What does red greeting mean

A red greeting to the left ancestors in Germany

It is our duty to remember both of them. You gave your life for a leftist idea. "Hermann (78), pensioner from East Berlin, stands in the drizzle on the edge of the so-called socialist cemetery in Berlin-Friedrichsfelde and holds two red carnations in his hand, purchased for one fifty each at the flower stand on S-Bahn station.

He wants to put them down at the memorial in honor of Rosa Luxemburg and Karl Liebknecht. 100 years ago, on January 15, 1919, the founding members of the Communist Party of Germany were murdered in Berlin during the turmoil of the revolutionary winter of 1918/19. The murder divides the left to this day. At that time the SPD leadership had put down the "Spartacus uprising" with the help of Freikorp troops, and the "January coup" claimed 156 deaths.

"Who betrayed us? Social Democrats!" Shouted communists after the murders. The battle cry has survived to the present. 100 years ago people complained that the SPD had prevented the socialist upheaval and killed communists in the process. Today he is still being fished out and has to serve for the frustration that the SPD does not want to support many of the left's ideas.

The misery at the S-Bahn station

"Just take a look at the misery," says Hermann and points in the direction of the S-Bahn station. There are many homeless people lying there in the cold neon light of the corridors. "Luxemburg and Liebknecht were real socialists who would have fought against this poverty. But the Social Democrats have been in government for decades and they are doing nothing." For him, that's the difference between socialism and communism, and Hermann could tell a lot about it.

But first he calms down, because now the left-wing with red wreaths marches to the solemn piano sounds like a phalanx: parliamentary group leader Dietmar Barsch, the party leaders Katja Kipping and Bernd Riexinger, Gregor Gysi, Oskar Lafontaine and of course Luxembourg fan Sahra Wagenknecht. About her role model, she says: "She was a passionate fighter for peace and social justice."

Hermann is delighted: "The Wagenknecht is really a beautiful woman, so coming here was twice as worthwhile." And: "She's also smart." He likes her new movement "Stand Up", with which she wants to unite the left, the SPD and the Greens. "The left can only be powerful and change the prevailing conditions if it finally overcomes and holds together the division that began with these murders," he is convinced.

Workers, unite!

Martin Düspohl, curator of the Berlin 18/19 exhibition, also points out that 100 years ago there was the slogan "Workers unite - with or without your leaders". "Wagenknecht's experiment reminds you a bit of that," he says.

She wants to put so much pressure on by "getting up" that the leaders of the SPD, the Left and the Greens focus more on social aspects. 170,000 people have signed Wagenknecht's appeal so far. Recently, ex-AfD boss Frauke Petry has also raved about the project.

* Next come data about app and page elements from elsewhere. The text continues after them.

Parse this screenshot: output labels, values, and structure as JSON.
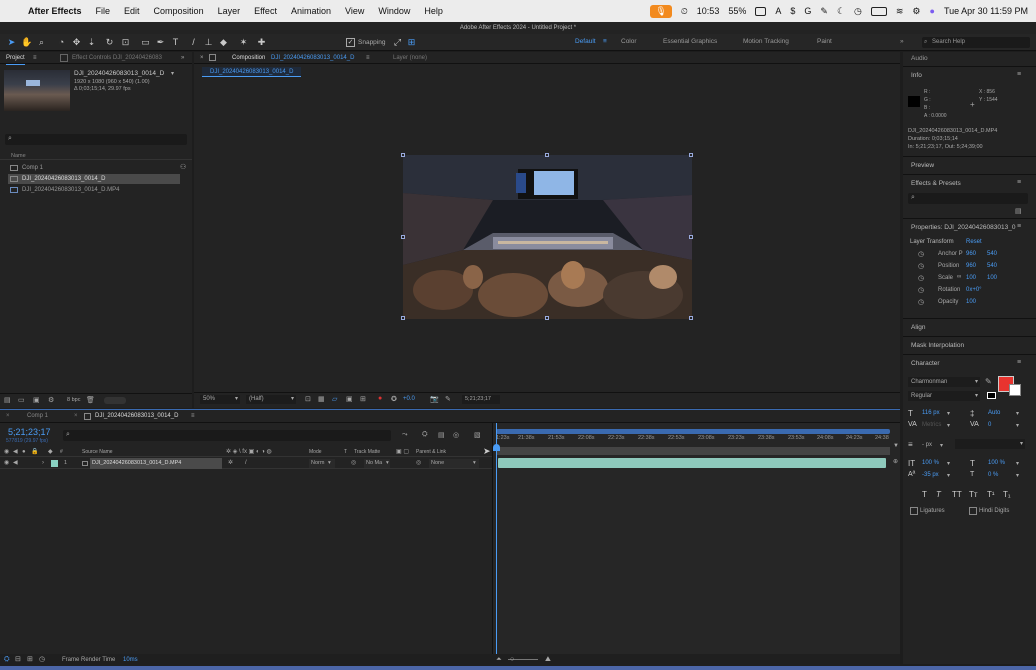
{
  "menubar": {
    "app_name": "After Effects",
    "items": [
      "File",
      "Edit",
      "Composition",
      "Layer",
      "Effect",
      "Animation",
      "View",
      "Window",
      "Help"
    ],
    "clock": "10:53",
    "battery": "55%",
    "date_time": "Tue Apr 30  11:59 PM"
  },
  "window_title": "Adobe After Effects 2024 - Untitled Project *",
  "toolbar": {
    "snapping_label": "Snapping",
    "workspaces": [
      "Default",
      "Color",
      "Essential Graphics",
      "Motion Tracking",
      "Paint"
    ],
    "active_workspace": "Default",
    "search_placeholder": "Search Help"
  },
  "project_panel": {
    "tab_label": "Project",
    "effect_controls_label": "Effect Controls DJI_20240426083",
    "selected_name": "DJI_20240426083013_0014_D",
    "selected_info1": "1920 x 1080  (960 x 540) (1.00)",
    "selected_info2": "Δ 0;03;15;14, 29.97 fps",
    "search_placeholder": "",
    "column_name": "Name",
    "items": [
      {
        "label": "Comp 1",
        "selected": false
      },
      {
        "label": "DJI_20240426083013_0014_D",
        "selected": true
      },
      {
        "label": "DJI_20240426083013_0014_D.MP4",
        "selected": false
      }
    ],
    "bpc": "8 bpc"
  },
  "viewer": {
    "comp_tab_prefix": "Composition",
    "comp_tab_name": "DJI_20240426083013_0014_D",
    "layer_tab": "Layer (none)",
    "sub_tab": "DJI_20240426083013_0014_D",
    "zoom": "50%",
    "resolution": "(Half)",
    "exposure": "+0.0",
    "timecode": "5;21;23;17"
  },
  "info_panel": {
    "audio": "Audio",
    "title": "Info",
    "r": "R :",
    "g": "G :",
    "b": "B :",
    "a": "A : 0.0000",
    "x": "X : 856",
    "y": "Y : 1544",
    "file": "DJI_20240426083013_0014_D.MP4",
    "duration": "Duration: 0;03;15;14",
    "in_out": "In: 5;21;23;17, Out: 5;24;39;00",
    "preview": "Preview",
    "effects_presets": "Effects & Presets",
    "properties_title": "Properties: DJI_20240426083013_0",
    "layer_transform": "Layer Transform",
    "reset": "Reset",
    "props": [
      {
        "name": "Anchor P",
        "v1": "960",
        "v2": "540"
      },
      {
        "name": "Position",
        "v1": "960",
        "v2": "540"
      },
      {
        "name": "Scale",
        "v1": "100",
        "v2": "100"
      },
      {
        "name": "Rotation",
        "v1": "0x+0°",
        "v2": ""
      },
      {
        "name": "Opacity",
        "v1": "100",
        "v2": ""
      }
    ],
    "align": "Align",
    "mask_interp": "Mask Interpolation",
    "character": "Character",
    "font": "Charmonman",
    "font_style": "Regular",
    "font_size": "116 px",
    "leading": "Auto",
    "kerning": "Metrics",
    "tracking": "0",
    "stroke_px": "- px",
    "vscale": "100 %",
    "hscale": "100 %",
    "baseline": "-35 px",
    "tsume": "0 %",
    "ligatures": "Ligatures",
    "hindi": "Hindi Digits",
    "fill_color": "#e8342f"
  },
  "timeline": {
    "tab_comp1": "Comp 1",
    "tab_active": "DJI_20240426083013_0014_D",
    "current_time": "5;21;23;17",
    "frames": "577819 (29.97 fps)",
    "col_source": "Source Name",
    "col_mode": "Mode",
    "col_t": "T",
    "col_trackmatte": "Track Matte",
    "col_parent": "Parent & Link",
    "layer_num": "1",
    "layer_name": "DJI_20240426083013_0014_D.MP4",
    "layer_mode": "Norm",
    "layer_matte": "No Ma",
    "layer_parent": "None",
    "ruler": [
      "1:23s",
      "21:38s",
      "21:53s",
      "22:08s",
      "22:23s",
      "22:38s",
      "22:53s",
      "23:08s",
      "23:23s",
      "23:38s",
      "23:53s",
      "24:08s",
      "24:23s",
      "24:38"
    ],
    "render_time_label": "Frame Render Time",
    "render_time_value": "10ms"
  }
}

But Wagenknecht does not get any support from the leaders of the left, the SPD or the Greens. There are also some who believe that one day she will have to choose between her position as left parliamentary group leader and the movement.

As far as the murder of Luxemburg and Liebknecht is concerned, reconciliation should still be a long way off. On the occasion of the commemoration of the centenary, some leftists called on the SPD to assume responsibility for the murders. In November, SPD leader Andrea Nahles said it was "likely" that the SPD politician Gustav Noske, who was then responsible for the military, "had a hand in it". Now she sees no evidence of that. (Birgit Baumann from Berlin, January 13, 2019)